Ø  One more piece of evidence that Mary was not just “anybody”. She is the only person, human or divine, that can say to God the Father, “Your son and mine”.
Ø  Who were the ONLY ones who died to save Jesus from men who would slay Him? On Dec 28th we celebrate the feast of Holy Innocents; the boys slaughtered by Herod right after Christ was born. Sheed estimates that this would have been about 20-30 children given the size of Bethlehem. Sadly, this immediately reminded me of the 20 innocent children slaughtered in Newtown, CT also around Christmas time.
Ø  At age six Jewish boys began school. His school teacher was spared one difficulty His parents may have felt. No doubt the boy Jesus was a good student, but the teacher would not have known there was anything special about the boy or what the angel Gabriel said to His mother. It would have been a difficult secret to keep for so many years.
Ø  Imagine the boy Jesus reading the Old Testament, learning about the Messiah. It is hard to think the He did not discuss any of it with His parents as children would do. Imagine the dinner conversations! Once again, I envy the fly on the wall.

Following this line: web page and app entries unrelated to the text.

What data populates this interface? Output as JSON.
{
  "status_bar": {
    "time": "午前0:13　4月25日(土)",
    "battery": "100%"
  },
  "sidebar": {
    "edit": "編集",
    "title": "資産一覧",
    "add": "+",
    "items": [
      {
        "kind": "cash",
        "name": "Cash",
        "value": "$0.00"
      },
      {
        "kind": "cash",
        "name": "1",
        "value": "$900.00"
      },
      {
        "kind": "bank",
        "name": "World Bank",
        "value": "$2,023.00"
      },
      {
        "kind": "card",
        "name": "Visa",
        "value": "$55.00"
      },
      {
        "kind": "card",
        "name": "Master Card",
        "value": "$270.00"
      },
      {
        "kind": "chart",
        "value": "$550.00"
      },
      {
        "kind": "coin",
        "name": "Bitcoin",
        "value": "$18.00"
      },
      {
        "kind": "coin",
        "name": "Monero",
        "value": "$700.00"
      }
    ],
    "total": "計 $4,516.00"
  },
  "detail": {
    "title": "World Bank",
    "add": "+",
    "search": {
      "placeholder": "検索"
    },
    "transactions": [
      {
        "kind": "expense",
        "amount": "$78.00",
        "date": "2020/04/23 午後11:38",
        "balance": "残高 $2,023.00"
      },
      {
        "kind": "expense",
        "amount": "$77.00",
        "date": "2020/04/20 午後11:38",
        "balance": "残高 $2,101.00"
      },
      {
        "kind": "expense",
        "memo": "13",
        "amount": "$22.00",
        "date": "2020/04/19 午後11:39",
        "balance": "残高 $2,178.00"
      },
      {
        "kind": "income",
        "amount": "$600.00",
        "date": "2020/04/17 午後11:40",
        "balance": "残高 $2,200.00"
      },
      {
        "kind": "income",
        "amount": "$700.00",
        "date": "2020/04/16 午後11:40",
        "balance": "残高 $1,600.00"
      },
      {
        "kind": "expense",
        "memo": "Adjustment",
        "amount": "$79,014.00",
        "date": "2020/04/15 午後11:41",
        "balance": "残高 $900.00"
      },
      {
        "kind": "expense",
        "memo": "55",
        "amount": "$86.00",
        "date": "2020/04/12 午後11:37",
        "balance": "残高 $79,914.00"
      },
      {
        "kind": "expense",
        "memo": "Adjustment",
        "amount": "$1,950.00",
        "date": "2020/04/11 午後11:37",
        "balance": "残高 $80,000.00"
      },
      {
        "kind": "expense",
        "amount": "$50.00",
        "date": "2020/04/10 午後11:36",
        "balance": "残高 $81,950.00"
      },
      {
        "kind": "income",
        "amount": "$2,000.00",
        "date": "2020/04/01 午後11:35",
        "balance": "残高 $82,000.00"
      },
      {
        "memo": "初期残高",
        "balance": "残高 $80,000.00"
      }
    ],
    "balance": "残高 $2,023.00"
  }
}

Ø  Thirty years old and not married? Men of Palestine usually married around age 20. Fathers of eligible daughters in the area must have weighed Him up and found Him more than worthy. Many must have wondered why He was not married by now, but His mother knew. It was probably the only peculiar thing about Him at the time.
Ø  To what human person did Jesus give the most praise? John the Baptist. “Among those born of women there is none greater than John” (Luke 7:28). Baptism was not something John had invented; almost all the main pagan religions had something like it as a way of spiritual cleansing. So what was special about John’s Baptism? Part of it was the insistence that the individual confess his own sinfulness.
Ø  Why did Jesus wish to be baptized if it was about confessing sins? The second thing Jesus says in all the gospels, after the incident at the temple when he was twelve, was “Allow it now, for thus it is fitting for us to fulfill all righteousness” (Mathew 3:15). It may have simply been because He saw John’s ministry and Baptism as a high point of the Old Testament and as a Jew, wished to submit Himself to it before proceeding to establish a new order.

Ø  After the baptism of Jesus, Sheed points out many interesting things about the duel in the desert between Jesus and Satan. The author reminds his readers that we humans do not have a fraction of the power and intellect of Satan, so he must have known that Jesus would probably not have fallen into his trap. Even we mere mortals get the feeling that if the goal was to get Jesus to sin, Satan could have done a better job.

So what might have been the real goal? Satan has a powerful intellect to be sure, but he is NOT all-knowing like God, so he may not have known exactly who Jesus was, nor had a clear understanding of the Trinity. Sheed suggests the real purpose of the temptation in the desert was to “study” Jesus, to learn more about Jesus through his answers and reactions, but Jesus would have known the real goal and left him frustrated, never giving any clear indication about who He was.

The early years covers about thirty years and the later only covers about three. I’ll continue with more insights from the later years in my next post. The baptism of Jesus is the luminous mystery that leads us to the proclamation of the kingdom of God on earth, a kingdom which requires a profound spiritual change from within to make possible. This would be the main theme behind all the teachings of Jesus in His public life in the last three years.